The Article uses economic analysis to show that standing prevents potentially inefficient dispositions of constitutional entitlements that result from problems of high transaction costs and strategic behavior. Standing plays this role when a single governmental action infringes on the rights of many people with conflicting preferences about how and whether to use their rights. Some may prefer to exercise their right affirmatively; others may prefer to waive them. In this situation, when one person seeks injunctive relief, his exercise of his rights effectively determines the exercise of the individual rights of everyone in the affected class. Thus every individual rights-holder, in the absence of standing restrictions, would have veto power over a government action that affects the rights of many, making strategic holdout likely and efficient bargaining around an injunction nearly impossible. Standing allows courts to bypass the problems of high transaction costs and strategic behavior by attempting to replicate the outcome that would be reached in a low-transaction cost environment – the outcome in the sense of whether the government action proceeds or not.
Thus contrary to conventional wisdom, standing has significant, autonomous, and public-regarding functions. The analysis presented here also helps explain many of the mysteries of standing: Why should inchoate injuries be less justiciable than tangible ones? Isn’t it paradoxical that justiciability exists when a few people are harmed, but not when a great many are harmed?
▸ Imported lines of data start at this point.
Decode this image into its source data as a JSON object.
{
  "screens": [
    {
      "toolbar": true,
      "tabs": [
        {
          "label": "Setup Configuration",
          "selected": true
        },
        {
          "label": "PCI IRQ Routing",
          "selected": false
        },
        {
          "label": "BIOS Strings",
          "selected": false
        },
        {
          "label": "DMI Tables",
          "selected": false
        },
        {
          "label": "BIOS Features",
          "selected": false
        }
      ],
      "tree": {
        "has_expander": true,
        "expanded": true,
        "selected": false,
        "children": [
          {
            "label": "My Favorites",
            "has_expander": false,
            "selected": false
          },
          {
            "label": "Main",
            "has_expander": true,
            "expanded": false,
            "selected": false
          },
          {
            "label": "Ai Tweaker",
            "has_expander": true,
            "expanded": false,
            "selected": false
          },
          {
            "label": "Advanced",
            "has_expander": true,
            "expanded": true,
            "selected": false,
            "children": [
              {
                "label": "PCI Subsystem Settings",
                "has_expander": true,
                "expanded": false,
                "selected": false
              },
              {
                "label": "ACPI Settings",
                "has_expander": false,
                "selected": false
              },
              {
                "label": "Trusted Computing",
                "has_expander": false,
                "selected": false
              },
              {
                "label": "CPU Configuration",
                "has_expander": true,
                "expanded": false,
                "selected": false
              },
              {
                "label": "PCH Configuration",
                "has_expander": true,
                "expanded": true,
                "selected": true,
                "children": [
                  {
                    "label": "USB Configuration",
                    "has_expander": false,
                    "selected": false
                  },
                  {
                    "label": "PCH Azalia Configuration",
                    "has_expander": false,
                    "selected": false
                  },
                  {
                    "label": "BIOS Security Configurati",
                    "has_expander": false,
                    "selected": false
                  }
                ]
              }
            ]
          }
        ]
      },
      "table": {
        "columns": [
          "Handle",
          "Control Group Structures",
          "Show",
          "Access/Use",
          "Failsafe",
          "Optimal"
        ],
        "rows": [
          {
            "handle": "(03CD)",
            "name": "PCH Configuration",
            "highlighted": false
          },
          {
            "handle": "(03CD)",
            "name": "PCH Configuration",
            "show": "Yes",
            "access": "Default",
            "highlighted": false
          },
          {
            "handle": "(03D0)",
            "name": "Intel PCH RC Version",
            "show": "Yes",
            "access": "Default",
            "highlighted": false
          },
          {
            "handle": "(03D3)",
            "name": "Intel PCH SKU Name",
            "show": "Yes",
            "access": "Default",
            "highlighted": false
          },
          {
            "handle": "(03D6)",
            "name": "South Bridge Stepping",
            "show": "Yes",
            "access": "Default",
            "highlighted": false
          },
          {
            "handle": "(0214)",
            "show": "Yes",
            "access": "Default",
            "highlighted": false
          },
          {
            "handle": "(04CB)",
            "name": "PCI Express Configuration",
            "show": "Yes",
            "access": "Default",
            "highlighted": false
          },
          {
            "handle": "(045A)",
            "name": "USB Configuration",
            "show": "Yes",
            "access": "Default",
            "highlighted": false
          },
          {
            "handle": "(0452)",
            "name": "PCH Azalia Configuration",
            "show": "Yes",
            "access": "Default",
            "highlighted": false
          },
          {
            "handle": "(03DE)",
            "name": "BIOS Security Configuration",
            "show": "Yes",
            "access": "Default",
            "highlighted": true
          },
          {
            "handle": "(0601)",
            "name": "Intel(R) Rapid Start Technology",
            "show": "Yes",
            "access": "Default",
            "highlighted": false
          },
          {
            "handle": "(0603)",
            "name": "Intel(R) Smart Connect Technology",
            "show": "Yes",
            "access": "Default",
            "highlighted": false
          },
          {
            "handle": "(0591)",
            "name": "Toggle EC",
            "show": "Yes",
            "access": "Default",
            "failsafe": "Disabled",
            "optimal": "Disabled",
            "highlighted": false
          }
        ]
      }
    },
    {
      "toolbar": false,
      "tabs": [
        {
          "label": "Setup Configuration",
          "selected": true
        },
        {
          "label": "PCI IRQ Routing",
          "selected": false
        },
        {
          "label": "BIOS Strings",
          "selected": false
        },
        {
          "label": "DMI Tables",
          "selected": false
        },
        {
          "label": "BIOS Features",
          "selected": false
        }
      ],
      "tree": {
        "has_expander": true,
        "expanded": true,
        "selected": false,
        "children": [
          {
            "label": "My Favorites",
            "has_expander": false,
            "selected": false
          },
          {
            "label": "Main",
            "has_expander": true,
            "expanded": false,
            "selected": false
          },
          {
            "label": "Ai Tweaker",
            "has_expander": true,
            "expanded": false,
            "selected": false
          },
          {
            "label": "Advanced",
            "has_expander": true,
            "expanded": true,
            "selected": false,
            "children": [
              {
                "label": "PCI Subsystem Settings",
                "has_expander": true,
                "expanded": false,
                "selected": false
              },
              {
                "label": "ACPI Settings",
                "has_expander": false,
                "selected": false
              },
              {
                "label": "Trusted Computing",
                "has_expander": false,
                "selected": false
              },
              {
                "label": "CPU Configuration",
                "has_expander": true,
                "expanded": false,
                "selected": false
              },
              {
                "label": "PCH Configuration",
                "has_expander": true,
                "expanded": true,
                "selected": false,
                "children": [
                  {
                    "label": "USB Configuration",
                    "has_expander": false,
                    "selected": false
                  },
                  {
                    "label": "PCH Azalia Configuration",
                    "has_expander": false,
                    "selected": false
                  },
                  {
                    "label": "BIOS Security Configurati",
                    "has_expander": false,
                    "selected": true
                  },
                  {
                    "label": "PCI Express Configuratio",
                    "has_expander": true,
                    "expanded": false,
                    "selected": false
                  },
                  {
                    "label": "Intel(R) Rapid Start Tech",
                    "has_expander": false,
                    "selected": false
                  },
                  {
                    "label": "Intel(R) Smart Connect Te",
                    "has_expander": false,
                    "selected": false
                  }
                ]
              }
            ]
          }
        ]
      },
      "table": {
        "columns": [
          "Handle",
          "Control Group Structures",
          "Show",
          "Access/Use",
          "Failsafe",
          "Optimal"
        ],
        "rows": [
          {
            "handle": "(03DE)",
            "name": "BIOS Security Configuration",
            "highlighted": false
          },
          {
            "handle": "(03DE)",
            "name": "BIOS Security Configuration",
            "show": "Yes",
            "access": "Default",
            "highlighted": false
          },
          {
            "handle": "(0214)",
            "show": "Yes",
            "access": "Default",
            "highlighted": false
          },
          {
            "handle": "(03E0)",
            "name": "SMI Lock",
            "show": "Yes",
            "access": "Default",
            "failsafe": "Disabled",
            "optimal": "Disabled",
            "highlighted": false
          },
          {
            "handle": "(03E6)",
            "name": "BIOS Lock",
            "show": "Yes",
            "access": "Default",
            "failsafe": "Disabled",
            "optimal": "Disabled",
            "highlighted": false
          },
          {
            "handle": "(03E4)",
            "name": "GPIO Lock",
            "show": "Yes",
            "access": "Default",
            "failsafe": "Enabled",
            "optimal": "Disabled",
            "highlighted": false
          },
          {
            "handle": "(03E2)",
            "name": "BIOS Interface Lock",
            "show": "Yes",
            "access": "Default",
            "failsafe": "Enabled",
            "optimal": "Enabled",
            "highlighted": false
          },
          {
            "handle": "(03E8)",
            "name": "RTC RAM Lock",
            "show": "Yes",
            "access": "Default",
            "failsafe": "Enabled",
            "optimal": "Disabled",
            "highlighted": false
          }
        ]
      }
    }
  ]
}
The Article also shows that while eliminating the doctrine would result in significant social costs, standing is itself not an costless solution. Thus the paper considers other potential solutions, such as using liability rules, the typical prescription for problems arising from high transaction costs. These solutions are found to also have serious problems.